Yesterday the ACGA also distributed the “Identification Guide for Weeds in Cranberries”. Hilary Sandler, weed specialist at UMass, had Quebec’s cranberry weed identification guide translated to English for growers on the east coast. This weed guide is of very high quality: 200+ pages with color photos of each weed’s stages of growth, in addition to a lot of information on the weeds. In addition to translating this guide, Hilary added new weeds and information to be sure that it covers all the weeds present in Massachusetts, New Jersey, and the other east coast Canadian growing areas. “I was very excited to receive this,” Cristina says. “I know it will be very helpful when we create our 2016 Weed Control Plan.”

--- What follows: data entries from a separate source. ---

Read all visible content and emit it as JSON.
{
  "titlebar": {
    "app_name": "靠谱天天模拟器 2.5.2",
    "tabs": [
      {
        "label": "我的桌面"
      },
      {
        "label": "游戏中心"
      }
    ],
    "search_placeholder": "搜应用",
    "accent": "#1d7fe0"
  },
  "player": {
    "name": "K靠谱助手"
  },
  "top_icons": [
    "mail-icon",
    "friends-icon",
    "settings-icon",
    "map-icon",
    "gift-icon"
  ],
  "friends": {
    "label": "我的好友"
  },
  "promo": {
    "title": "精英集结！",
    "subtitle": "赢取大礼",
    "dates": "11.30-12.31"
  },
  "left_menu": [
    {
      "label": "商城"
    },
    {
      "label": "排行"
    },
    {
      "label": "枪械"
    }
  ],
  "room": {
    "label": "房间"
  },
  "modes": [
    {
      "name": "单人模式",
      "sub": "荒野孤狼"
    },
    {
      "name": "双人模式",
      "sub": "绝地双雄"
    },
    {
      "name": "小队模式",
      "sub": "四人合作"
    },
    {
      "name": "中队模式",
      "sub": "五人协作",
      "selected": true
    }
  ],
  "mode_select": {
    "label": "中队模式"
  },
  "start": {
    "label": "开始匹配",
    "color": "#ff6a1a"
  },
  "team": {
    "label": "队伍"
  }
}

As always, Dr. Cesar Rodriguez-Saona and his team did a spectacular job planning the program; it was well-organized, informative, and somehow or other, he found a way to control the weather! Many thanks to Cesar, Peter, Jim, and all of the fantastic scientists at the Marucci Center, whose work with all of us makes the NJ cranberry industry increasingly better, year after year.

Rutgers Haines™ Variety

Some exciting recent news from the research side of the cranberry industry: Rutgers has released their latest variety, named for the late Bill Haines, Sr.

From the release:

The Haines™ Cranberry Variety…resulted from a 1999 cross between the Crimson Queen® variety as the seed parent and #35 as the pollen parent. The #35 variety is an unpatented variety from a ‘Howes x Searles’ cross from the 1940s USDA/NJAES Cranberry Breeding Program. Haines variety was one of 138 progeny of this 1999 cross, made at the Philip E. Marucci Center for Cranberry Research in Chatsworth, NJ. Haines variety was initially selected for its very high yield potential, mid-season ripening, large round berry (averaging about two grams per berry) and uniform fruit color. In 2007, the Haines variety was selected for further testing in advanced replication selection trials in Oregon, Washington, and Wisconsin. The plots continued to exhibit the variety’s consistent high yields with mid-season ripening. Haines has also exhibited less fruit rot than Stevens in these plots.

Dr. Nick Vorsa of Rutgers explains: “Prior to Integrity Propagation and the diligence of Abbot Lee in DNA fingerprinting and virus indexing with Rutgers varieties, there was little or no effort for cranberry propagators to sell vines of 100% purity of a variety and there was little assurance that a grower purchasing prunings, mowings, or plants of a variety were ‘true-to-type’, nor the level of ‘off-type’ contamination.”

Part of the reason behind the decision to name the new variety for Bill Sr, Nick says, is that Bill generously offered beds for the early Rutgers cranberry breeding program: “He greatly enjoyed walking the Rutgers breeding plots on the bed and observing the performance of over 1,600 plots.” As the release says, “[e]mbracing new technology was a priority for Bill”; he never took anything for granted and was always looking for ways to improve the crop not just for his own farm, but for his fellow growers as well.

Integrity Propagation has been working with Rutgers for several years to develop Haines stock and is currently taking orders for 2016. We look forward to seeing the results!